Work request -> Filter the lines below, copying only those with the string "text".

........

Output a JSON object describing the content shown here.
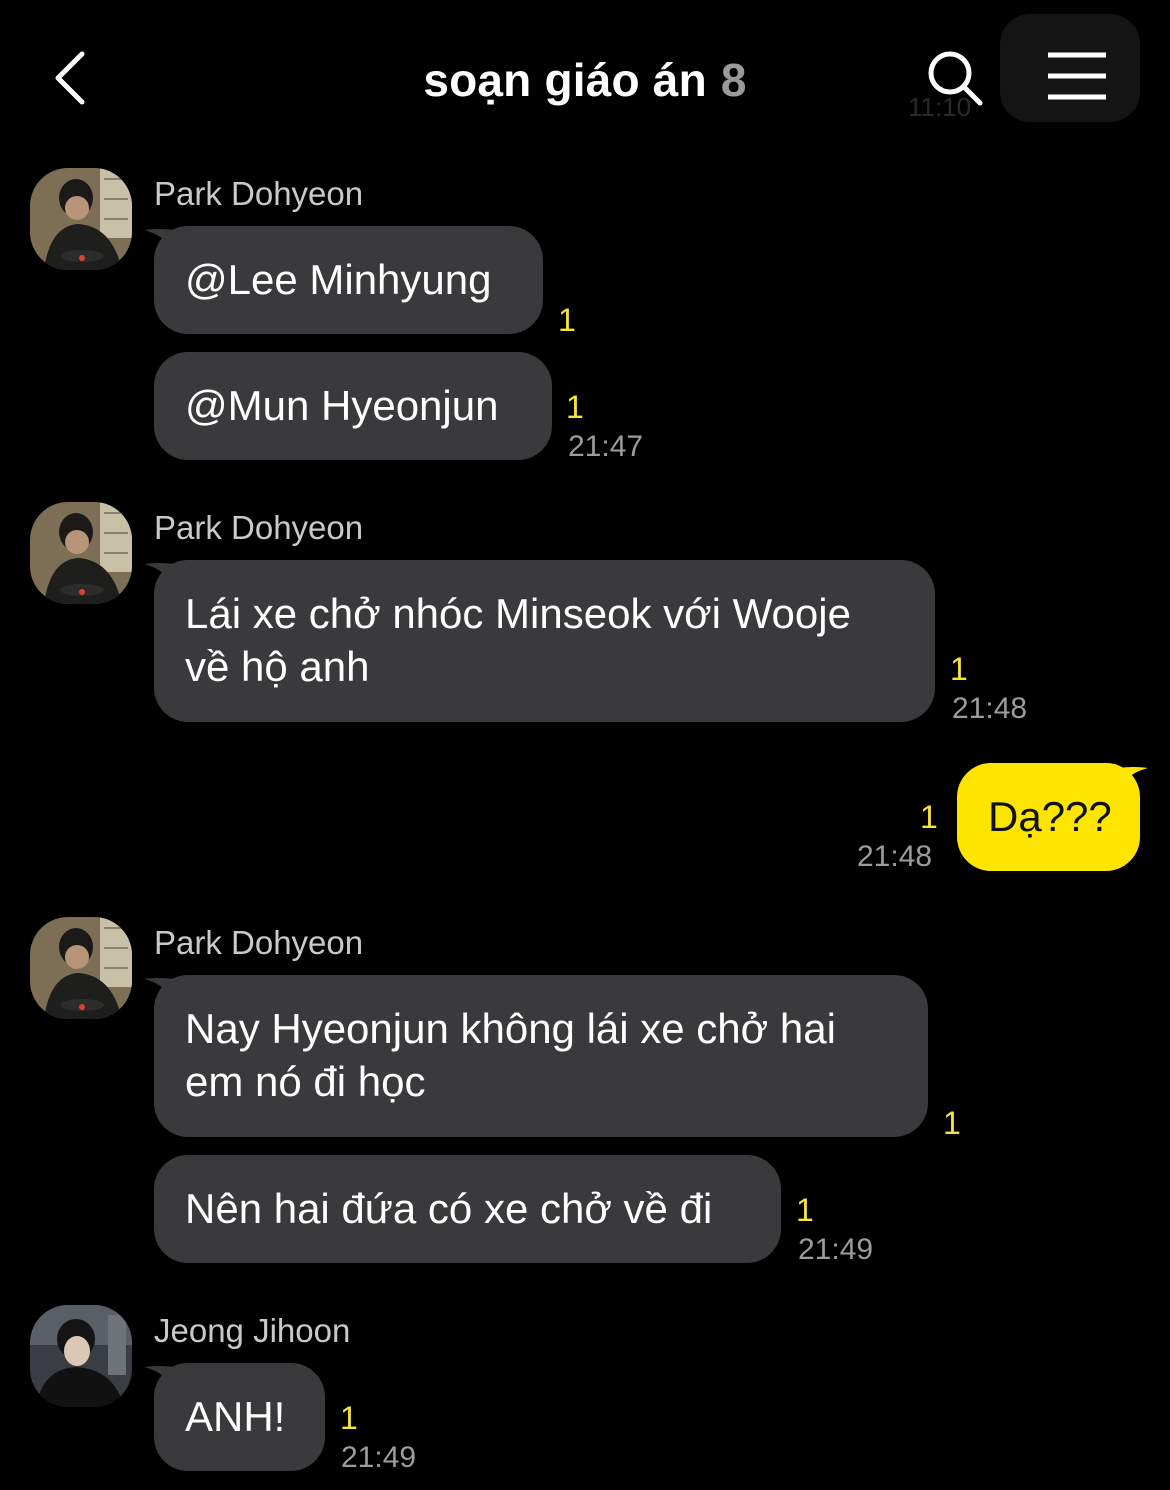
{
  "header": {
    "title": "soạn giáo án",
    "member_count": "8",
    "ghost_time": "11:10",
    "back_icon": "chevron-left-icon",
    "search_icon": "search-icon",
    "menu_icon": "hamburger-menu-icon"
  },
  "colors": {
    "background": "#000000",
    "bubble_other": "#3a3a3c",
    "bubble_mine": "#fee500",
    "unread": "#f7e33a",
    "time": "#9c9c9c"
  },
  "messages": [
    {
      "sender": "Park Dohyeon",
      "bubbles": [
        {
          "text": "@Lee Minhyung",
          "unread": "1"
        },
        {
          "text": "@Mun Hyeonjun",
          "unread": "1",
          "time": "21:47"
        }
      ]
    },
    {
      "sender": "Park Dohyeon",
      "bubbles": [
        {
          "line1": "Lái xe chở nhóc Minseok với Wooje",
          "line2": "về hộ anh",
          "unread": "1",
          "time": "21:48"
        }
      ]
    },
    {
      "sender": "me",
      "bubbles": [
        {
          "text": "Dạ???",
          "unread": "1",
          "time": "21:48"
        }
      ]
    },
    {
      "sender": "Park Dohyeon",
      "bubbles": [
        {
          "line1": "Nay Hyeonjun không lái xe chở hai",
          "line2": "em nó đi học",
          "unread": "1"
        },
        {
          "text": "Nên hai đứa có xe chở về đi",
          "unread": "1",
          "time": "21:49"
        }
      ]
    },
    {
      "sender": "Jeong Jihoon",
      "bubbles": [
        {
          "text": "ANH!",
          "unread": "1",
          "time": "21:49"
        }
      ]
    }
  ]
}
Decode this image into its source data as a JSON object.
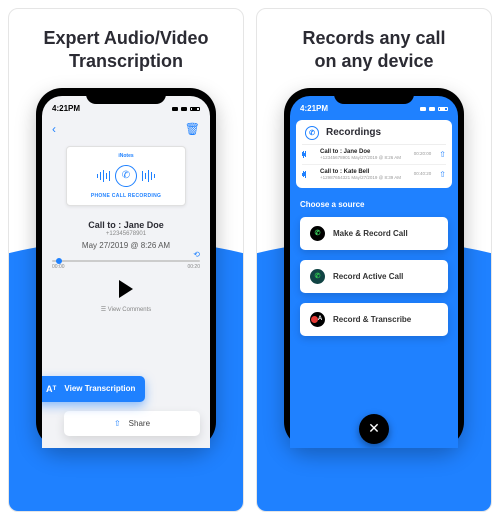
{
  "left": {
    "title_line1": "Expert Audio/Video",
    "title_line2": "Transcription",
    "statusbar_time": "4:21PM",
    "recording_brand": "iNotes",
    "recording_type": "PHONE CALL RECORDING",
    "call_to": "Call to : Jane Doe",
    "call_number": "+12345678901",
    "call_date": "May 27/2019 @ 8:26 AM",
    "progress_start": "00:00",
    "progress_end": "00:20",
    "view_comments": "View Comments",
    "view_transcription": "View Transcription",
    "share": "Share"
  },
  "right": {
    "title_line1": "Records any call",
    "title_line2": "on any device",
    "statusbar_time": "4:21PM",
    "recordings_header": "Recordings",
    "items": [
      {
        "title": "Call to : Jane Doe",
        "sub": "+12345678901   May/27/2019 @ 8:26 AM",
        "dur": "00:20:00"
      },
      {
        "title": "Call to : Kate Bell",
        "sub": "+12987654321   May/27/2019 @ 8:39 AM",
        "dur": "00:40:20"
      }
    ],
    "choose_source": "Choose a source",
    "btn_make": "Make & Record Call",
    "btn_active": "Record Active Call",
    "btn_transcribe": "Record & Transcribe"
  }
}
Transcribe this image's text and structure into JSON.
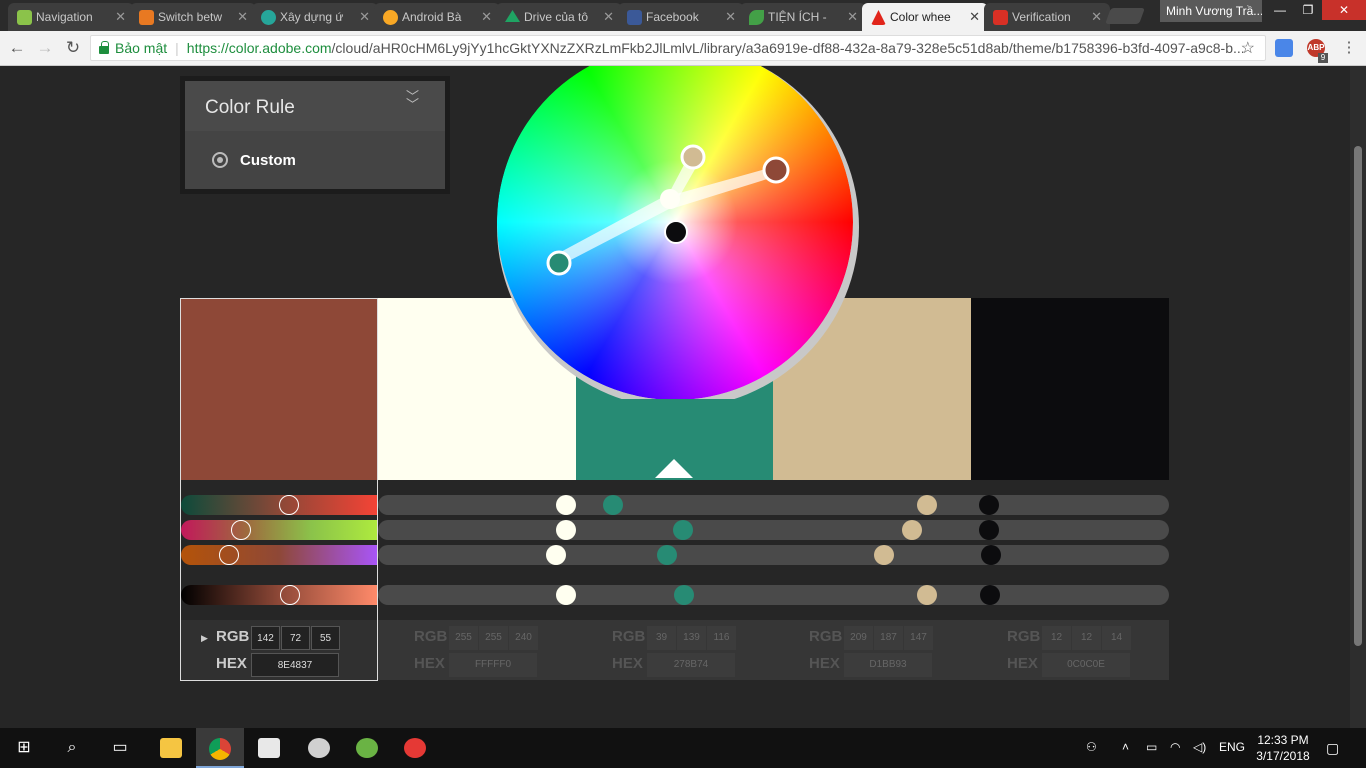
{
  "browser": {
    "tabs": [
      {
        "title": "Navigation",
        "favicon": "android-icon",
        "color": "#8bc34a"
      },
      {
        "title": "Switch betw",
        "favicon": "stackoverflow-icon",
        "color": "#e87922"
      },
      {
        "title": "Xây dựng ứ",
        "favicon": "globe-icon",
        "color": "#26a69a"
      },
      {
        "title": "Android Bà",
        "favicon": "android-badge-icon",
        "color": "#f9a825"
      },
      {
        "title": "Drive của tô",
        "favicon": "google-drive-icon",
        "color": "#1fa463"
      },
      {
        "title": "Facebook",
        "favicon": "facebook-icon",
        "color": "#3b5998"
      },
      {
        "title": "TIỆN ÍCH -",
        "favicon": "leaf-icon",
        "color": "#43a047"
      },
      {
        "title": "Color whee",
        "favicon": "adobe-icon",
        "color": "#e1251b"
      },
      {
        "title": "Verification",
        "favicon": "gmail-icon",
        "color": "#d93025"
      }
    ],
    "profile_name": "Minh Vương Trầ...",
    "security_label": "Bảo mật",
    "url_prefix": "https://color.adobe.com",
    "url_rest": "/cloud/aHR0cHM6Ly9jYy1hcGktYXNzZXRzLmFkb2JlLmlvL/library/a3a6919e-df88-432a-8a79-328e5c51d8ab/theme/b1758396-b3fd-4097-a9c8-b...",
    "abp_count": "9"
  },
  "color_rule": {
    "title": "Color Rule",
    "selected": "Custom"
  },
  "swatches": [
    {
      "hex": "#8E4837",
      "rgb": [
        "142",
        "72",
        "55"
      ],
      "hex_label": "8E4837"
    },
    {
      "hex": "#FFFFF0",
      "rgb": [
        "255",
        "255",
        "240"
      ],
      "hex_label": "FFFFF0"
    },
    {
      "hex": "#278B74",
      "rgb": [
        "39",
        "139",
        "116"
      ],
      "hex_label": "278B74"
    },
    {
      "hex": "#D1BB93",
      "rgb": [
        "209",
        "187",
        "147"
      ],
      "hex_label": "D1BB93"
    },
    {
      "hex": "#0C0C0E",
      "rgb": [
        "12",
        "12",
        "14"
      ],
      "hex_label": "0C0C0E"
    }
  ],
  "selected_swatch_index": 0,
  "labels": {
    "rgb": "RGB",
    "hex": "HEX"
  },
  "taskbar": {
    "time": "12:33 PM",
    "date": "3/17/2018",
    "language": "ENG"
  }
}
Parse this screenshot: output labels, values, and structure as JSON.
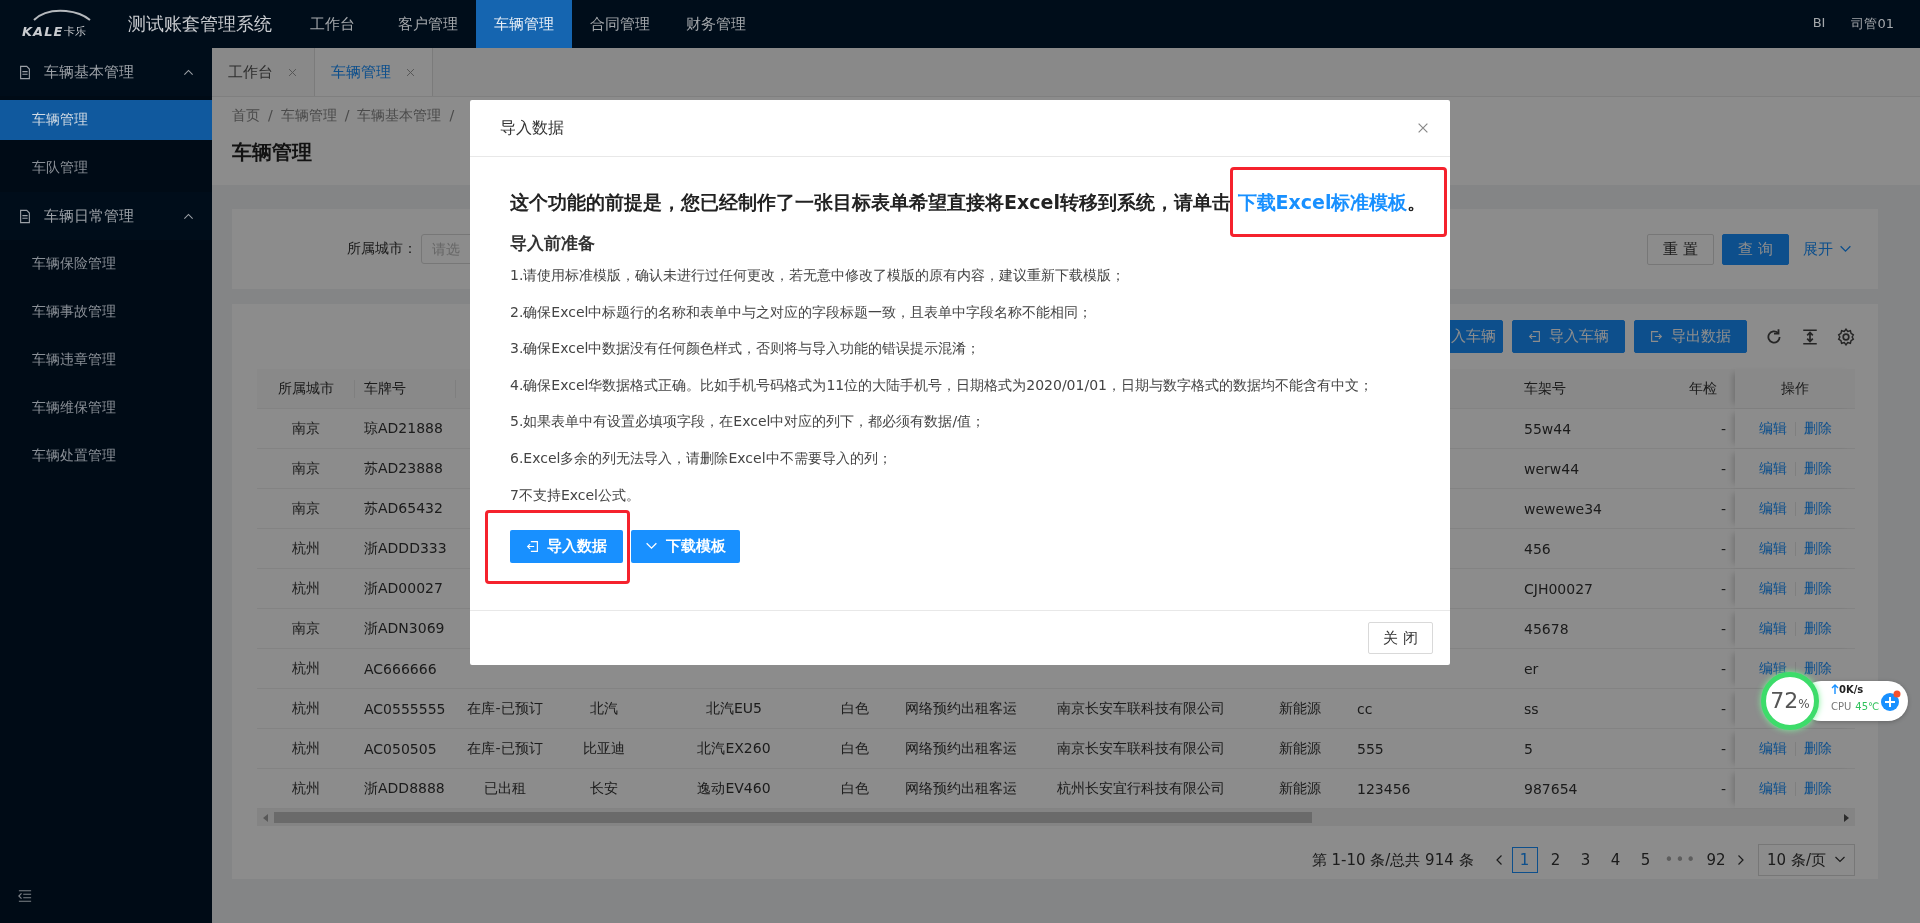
{
  "app": {
    "logo": {
      "mark": "KALE",
      "sub": "卡乐"
    },
    "title": "测试账套管理系统"
  },
  "nav": [
    {
      "label": "工作台",
      "selected": false
    },
    {
      "label": "客户管理",
      "selected": false
    },
    {
      "label": "车辆管理",
      "selected": true
    },
    {
      "label": "合同管理",
      "selected": false
    },
    {
      "label": "财务管理",
      "selected": false
    }
  ],
  "user_menu": [
    "BI",
    "司管01"
  ],
  "sidebar": {
    "groups": [
      {
        "label": "车辆基本管理",
        "expanded": true,
        "items": [
          {
            "label": "车辆管理",
            "selected": true
          },
          {
            "label": "车队管理",
            "selected": false
          }
        ]
      },
      {
        "label": "车辆日常管理",
        "expanded": true,
        "items": [
          {
            "label": "车辆保险管理",
            "selected": false
          },
          {
            "label": "车辆事故管理",
            "selected": false
          },
          {
            "label": "车辆违章管理",
            "selected": false
          },
          {
            "label": "车辆维保管理",
            "selected": false
          },
          {
            "label": "车辆处置管理",
            "selected": false
          }
        ]
      }
    ]
  },
  "tabs": [
    {
      "label": "工作台",
      "selected": false
    },
    {
      "label": "车辆管理",
      "selected": true
    }
  ],
  "breadcrumb": {
    "items": [
      "首页",
      "车辆管理",
      "车辆基本管理"
    ],
    "separator": "/"
  },
  "page_title": "车辆管理",
  "filter": {
    "label": "所属城市：",
    "placeholder": "请选",
    "buttons": [
      {
        "label": "重 置",
        "kind": "default"
      },
      {
        "label": "查 询",
        "kind": "primary"
      }
    ],
    "expand": "展开"
  },
  "toolbar": {
    "buttons": [
      {
        "label": "入车辆",
        "kind": "plain"
      },
      {
        "label": "导入车辆",
        "kind": "import"
      },
      {
        "label": "导出数据",
        "kind": "export"
      }
    ]
  },
  "table": {
    "columns": {
      "city": "所属城市",
      "plate": "车牌号",
      "frame_number": "车架号",
      "inspection": "年检",
      "actions": "操作"
    },
    "rows": [
      {
        "city": "南京",
        "plate": "琼AD21888",
        "frame_number": "55w44",
        "inspection": "-",
        "actions": [
          "编辑",
          "删除"
        ]
      },
      {
        "city": "南京",
        "plate": "苏AD23888",
        "frame_number": "werw44",
        "inspection": "-",
        "actions": [
          "编辑",
          "删除"
        ]
      },
      {
        "city": "南京",
        "plate": "苏AD65432",
        "frame_number": "wewewe34",
        "inspection": "-",
        "actions": [
          "编辑",
          "删除"
        ]
      },
      {
        "city": "杭州",
        "plate": "浙ADDD333",
        "frame_number": "456",
        "inspection": "-",
        "actions": [
          "编辑",
          "删除"
        ]
      },
      {
        "city": "杭州",
        "plate": "浙AD00027",
        "frame_number": "CJH00027",
        "inspection": "-",
        "actions": [
          "编辑",
          "删除"
        ]
      },
      {
        "city": "南京",
        "plate": "浙ADN3069",
        "frame_number": "45678",
        "inspection": "-",
        "actions": [
          "编辑",
          "删除"
        ]
      },
      {
        "city": "杭州",
        "plate": "AC666666",
        "frame_number": "er",
        "inspection": "-",
        "actions": [
          "编辑",
          "删除"
        ]
      },
      {
        "city": "杭州",
        "plate": "AC0555555",
        "column_3": "在库-已预订",
        "column_4": "北汽",
        "column_5": "北汽EU5",
        "column_6": "白色",
        "column_7": "网络预约出租客运",
        "column_8": "南京长安车联科技有限公司",
        "column_9": "新能源",
        "column_10": "cc",
        "frame_number": "ss",
        "inspection": "-"
      },
      {
        "city": "杭州",
        "plate": "AC050505",
        "column_3": "在库-已预订",
        "column_4": "比亚迪",
        "column_5": "北汽EX260",
        "column_6": "白色",
        "column_7": "网络预约出租客运",
        "column_8": "南京长安车联科技有限公司",
        "column_9": "新能源",
        "column_10": "555",
        "frame_number": "5",
        "inspection": "-",
        "actions": [
          "编辑",
          "删除"
        ]
      },
      {
        "city": "杭州",
        "plate": "浙ADD8888",
        "column_3": "已出租",
        "column_4": "长安",
        "column_5": "逸动EV460",
        "column_6": "白色",
        "column_7": "网络预约出租客运",
        "column_8": "杭州长安宜行科技有限公司",
        "column_9": "新能源",
        "column_10": "123456",
        "frame_number": "987654",
        "inspection": "-",
        "actions": [
          "编辑",
          "删除"
        ]
      }
    ]
  },
  "pagination": {
    "summary": "第 1-10 条/总共 914 条",
    "pages": [
      {
        "label": "1",
        "kind": "page",
        "selected": true
      },
      {
        "label": "2",
        "kind": "page",
        "selected": false
      },
      {
        "label": "3",
        "kind": "page",
        "selected": false
      },
      {
        "label": "4",
        "kind": "page",
        "selected": false
      },
      {
        "label": "5",
        "kind": "page",
        "selected": false
      },
      {
        "label": "•••",
        "kind": "ellipsis"
      },
      {
        "label": "92",
        "kind": "page",
        "selected": false
      }
    ],
    "page_size": "10 条/页"
  },
  "modal": {
    "title": "导入数据",
    "headline": {
      "before": "这个功能的前提是，您已经制作了一张目标表单希望直接将Excel转移到系统，请单击 ",
      "link": "下载Excel标准模板",
      "after": "。",
      "link_highlighted": true
    },
    "section_title": "导入前准备",
    "steps": [
      "1.请使用标准模版，确认未进行过任何更改，若无意中修改了模版的原有内容，建议重新下载模版；",
      "2.确保Excel中标题行的名称和表单中与之对应的字段标题一致，且表单中字段名称不能相同；",
      "3.确保Excel中数据没有任何颜色样式，否则将与导入功能的错误提示混淆；",
      "4.确保Excel华数据格式正确。比如手机号码格式为11位的大陆手机号，日期格式为2020/01/01，日期与数字格式的数据均不能含有中文；",
      "5.如果表单中有设置必填项字段，在Excel中对应的列下，都必须有数据/值；",
      "6.Excel多余的列无法导入，请删除Excel中不需要导入的列；",
      "7不支持Excel公式。"
    ],
    "actions": [
      {
        "label": "导入数据",
        "kind": "import",
        "highlighted": true
      },
      {
        "label": "下载模板",
        "kind": "download"
      }
    ],
    "footer_button": "关 闭"
  },
  "monitor": {
    "percent": "72",
    "unit": "%",
    "speed": "0K/s",
    "cpu_label": "CPU",
    "temperature": "45℃"
  }
}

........

Answer section ->
          "text": "@Lee Minhyung",
          "text": "@Mun Hyeonjun",
          "text": "Dạ???",
          "text": "Nên hai đứa có xe chở về đi",
          "text": "ANH!",
Transcribe this image's text and structure into JSON.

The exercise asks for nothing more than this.